Suspended UFC middleweight Cung Le said he was "completely surprised" by his failed drug test last month, enough so that he's questioning the results.
In a statement released by his management team on social media, Le, 42, maintained that he did not take any banned substance leading up to his fight against Michael Bisping on Aug. 23 in Macau, China.
The UFC suspended Le for one year this week, after reporting a fight-night blood test showed excess levels of human growth hormone in his system.
"I was completely surprised at the results of my recent drug test," Le said in the statement. "I was informed by the UFC that I passed my pre and postfight drug test, as well as the majority of the blood tests with the only abnormality being an elevated level of HGH.
"I tested negative for anabolic [steroids], stimulants, diuretics, masking agents and my testosterone levels were within World Anti-Doping Agency (WADA) limits a total of three times over two urine tests and a blood test collected both before and after my fight, which is what makes these HGH results so difficult for me to accept as correct.

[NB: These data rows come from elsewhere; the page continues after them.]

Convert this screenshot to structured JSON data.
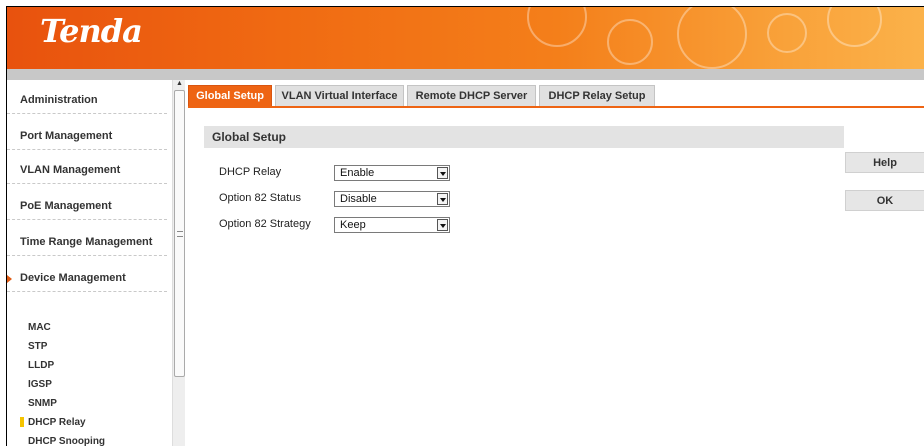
{
  "header": {
    "logo": "Tenda"
  },
  "sidebar": {
    "items": [
      {
        "label": "Administration"
      },
      {
        "label": "Port Management"
      },
      {
        "label": "VLAN Management"
      },
      {
        "label": "PoE Management"
      },
      {
        "label": "Time Range Management"
      },
      {
        "label": "Device Management",
        "expanded": true
      }
    ],
    "subitems": [
      {
        "label": "MAC"
      },
      {
        "label": "STP"
      },
      {
        "label": "LLDP"
      },
      {
        "label": "IGSP"
      },
      {
        "label": "SNMP"
      },
      {
        "label": "DHCP Relay",
        "selected": true
      },
      {
        "label": "DHCP Snooping"
      }
    ]
  },
  "tabs": [
    {
      "label": "Global Setup",
      "active": true
    },
    {
      "label": "VLAN Virtual Interface"
    },
    {
      "label": "Remote DHCP Server"
    },
    {
      "label": "DHCP Relay Setup"
    }
  ],
  "section": {
    "title": "Global Setup"
  },
  "fields": [
    {
      "label": "DHCP Relay",
      "value": "Enable"
    },
    {
      "label": "Option 82 Status",
      "value": "Disable"
    },
    {
      "label": "Option 82 Strategy",
      "value": "Keep"
    }
  ],
  "buttons": {
    "help": "Help",
    "ok": "OK"
  },
  "colors": {
    "accent": "#ee6413",
    "marker": "#f5c400"
  }
}
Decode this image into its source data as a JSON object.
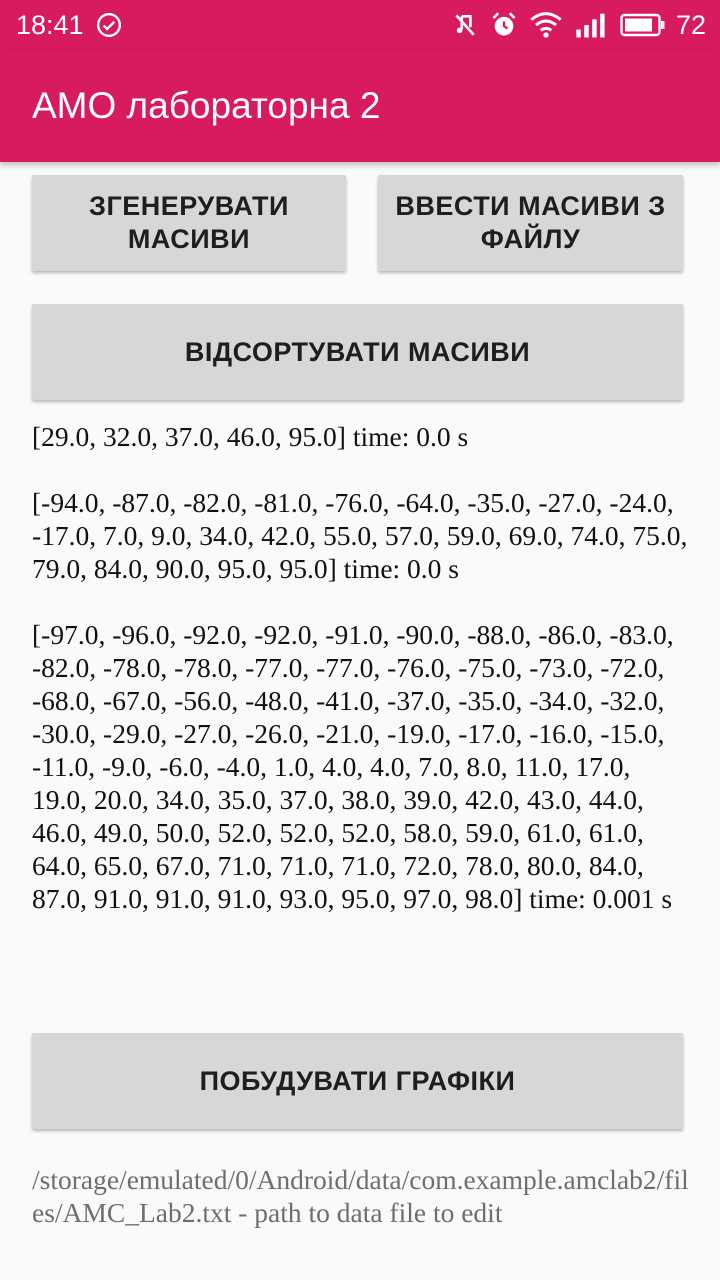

"This has also caused me to call the testing procedures into question. I have been informed that there are many possible reasons for a level of HGH to exceed what is allowed unknowingly and my doctors are researching those possibilities, which may include a much more serious health concern.
"I have also been informed about the unreliability of the current HGH testing that exists and it's high rate of inaccuracy. I want to reiterate to my fans and the fans of mixed martial arts everywhere that I did not take performance-enhancing drugs or anything that would cause my natural level of HGH to exceed normal levels."
Le (9-3) lost the bout via TKO in the fourth round. The UFC self-regulated the international event, due to the absence of a regulatory body. It was the first time in company history that blood tests were included postfight, in addition to the far more common urine tests.
Testing methods for HGH have been criticized across all athletics for years. The NFL and its union originally agreed to HGH testing in 2011, but players complained about the potential of false positives. A new drug policy agreed upon last month includes HGH testing.
Originally, the UFC announced Le would face a nine-month suspension, but it extended it to 12 months the following day, citing an "error" during its review.
Among Le's chief complaints was an assertion the UFC contracted a non-WADA-approved lab based out of Hong Kong to perform the testing in China.
Prior to the bout, Le's physique had been called into question, as he appeared visibly more muscular than previously in his career. He attributed the change to diet, an injury-free camp and work ethic.
"Cung is extremely disappointed at the results of the test and that the UFC would make such an unprecedented decision to extend his suspension from nine months to 12, when the testing procedures remain unclear," his management, Athletic Management and Representation Group, said.